Sometimes I think I'm a bad influence. Like, when a friend phones last week, excited by her two-wheeled vintage find. "You'll appreciate this - I think it's a mixte!" She texts over a picture.
"What do you think?"
"Hmmm…" I reply.
" Did you buy it already?"
" :((( "
Now, I've owned a bike with a bent fork before - a beautiful vintage Gazelle. It rode great for the 2 years I had it and continues to ride great for the current owner. But in this case, I could tell from the picture that the fork at the very least would need straightening by someone who knew what they were doing. That, plus a few other problems I could readily see, made me think my friend was not equipped to deal with the work required to bring this bike to ridable condition. Sadly, at this point she was already attached to the idea that this specific bicycle was meant for her. So she shlepped it to a bike shop and asked for an estimate. I suspect the 4-figure quote they gave her was only half-serious and mainly meant to discourage her (a topic for another time, this!). But in any case, that was the end of it. Having paid very little for the bike to begin with my friend counted her losses and donated it to a local co-op.

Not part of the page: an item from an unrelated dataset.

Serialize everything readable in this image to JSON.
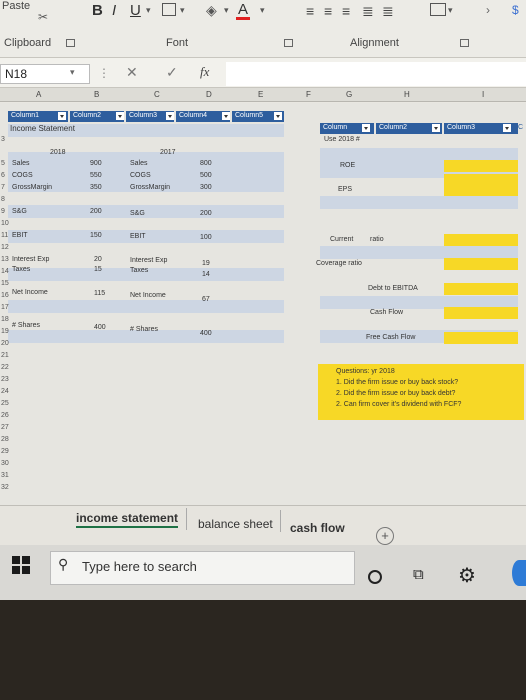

But we do not always let go so easily.
At the moment I myself have two old bikes in the garage that are, quite frankly, probably destined to return from whence they came (the skip!)… But I am not quite ready to admit that yet, instead tinkering with them pathetically and agonising over whether to spend money on replacement parts that will probably do no good.

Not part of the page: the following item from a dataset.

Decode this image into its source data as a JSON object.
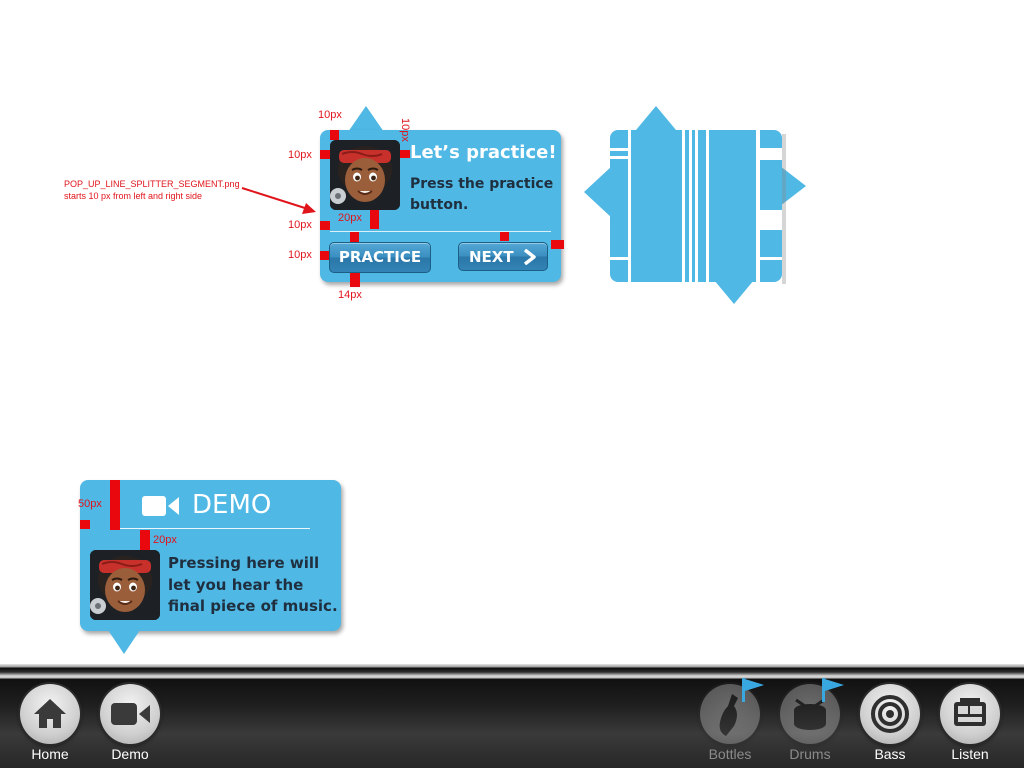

Rebecca of velovoice recently documented the saga of her Puch swoopy mixte, which, despite her best efforts could not be made fully road-worthy due to a kinked rear stay. The bike was beautiful and unusual, and everything she had been looking for in a vintage machine, which perhaps made her more optimistic about its viability than she otherwise would have been. But after months of trying, she finally admitted defeat, stripping it for parts and throwing away the frame. Hopefully the parts will find a new home some day.
A former blogger I knew back in Massachusetts bought a sweet-looking vintage 3-speed that seemed to be in perfect condition, only to discover hidden problems that made it unridable. She took it to bike mechanics, and when that did not produce satisfactory results she enrolled in workshops to try and fix it herself. By the time she finally gave up, she was frustrated, exhausted, devastated and disillusioned in vintage bikes as a whole - which was the part I found most disappointing.
It really is possible to find vintage bikes with few to no problems. And even those that start out worse for wear can be a joy to bring back to life. But a vintage bike can also become a white whale. And so it's important to recognise when to let go - when a restoration project is too much to take on, be it in terms of skills, finances, or even emotional investment. My advice when it comes to buying a vintage bike of unknown provenance? Acknowledge the risk. And don't get attached until you have it assessed. It's no fun to get trapped in an obsessive quest to restore the unrestorable. After all, you could be out riding a functional bike instead!